This event is co-sponsored by the Archaeological Institute of America, Milwaukee Society and the University of Wisconsin-Milwaukee Departments of Anthropology, Art History, and FLL Classics Program.

International Archaeology Day

Cheri Price awarded FLAS Fellowship to study Mixtec language

Cheri Price, archaeology PhD student, has been awarded a second Foreign Language and Area Studies (FLAS) Fellowship by the Center for Latin American and Caribbean Studies. She will continue studying Mixtec in Oaxaca, Mexico, this summer in preparation for her dissertation research… Read More

PhD candidate Jessica Skinner’s thesis project is featured on the Graduate School’s Research page

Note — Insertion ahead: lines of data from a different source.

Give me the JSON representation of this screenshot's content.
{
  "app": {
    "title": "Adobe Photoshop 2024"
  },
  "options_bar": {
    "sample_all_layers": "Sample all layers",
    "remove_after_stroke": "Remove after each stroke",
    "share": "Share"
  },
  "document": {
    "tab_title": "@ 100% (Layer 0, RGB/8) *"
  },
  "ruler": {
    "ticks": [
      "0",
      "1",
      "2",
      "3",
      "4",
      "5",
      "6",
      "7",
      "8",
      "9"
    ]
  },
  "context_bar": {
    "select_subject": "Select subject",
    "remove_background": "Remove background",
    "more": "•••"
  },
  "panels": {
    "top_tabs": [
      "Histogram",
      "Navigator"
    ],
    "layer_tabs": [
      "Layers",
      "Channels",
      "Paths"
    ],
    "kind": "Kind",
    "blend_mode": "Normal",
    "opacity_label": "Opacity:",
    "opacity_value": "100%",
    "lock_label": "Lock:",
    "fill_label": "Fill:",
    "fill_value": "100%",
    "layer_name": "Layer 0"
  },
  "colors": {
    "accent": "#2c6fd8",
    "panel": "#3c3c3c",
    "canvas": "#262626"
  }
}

PhD candidate Jessica Skinner’s thesis project is featured on the Graduate School’s Research page. Earlier this spring Jessica competed in the first ever 3 Minute Thesis competition at UWM and took second place! Follow the link to the article in… Read More

Traci Billings (MS 2016) accepted into PhD program at the Max Planck Institute

Traci Billings (MS 2016) was accepted into a funded three-year PhD program at the Max Planck Institute in Jena, Germany, where she will be part of a team examining the use of psycho-active plants among the Steppe peoples in prehistory… Read More

UWM Dissertator Susan Hill Examines “Adulting” in New Edition of Anthropology News

  Susan Hill, a Doctoral Dissertator in the Department of Anthropology at the UW-Milwaukee writes in her new article, “#Adulting and the Disordered State of American Adulthood”, about the tough realities of coming of age in America in the new… Read More

Anthropologists contributing to new series at UWM Planetarium, “Indigenous Voices: Sharing the Wisconsin Sky.”

Associate Professor, Bernie Perley, and graduate student, Monea Warrington, participated in the first of a seven-part series featuring American Indian perspectives of the night sky. The series will take place every Friday from March 23 through May 4, at 7… Read More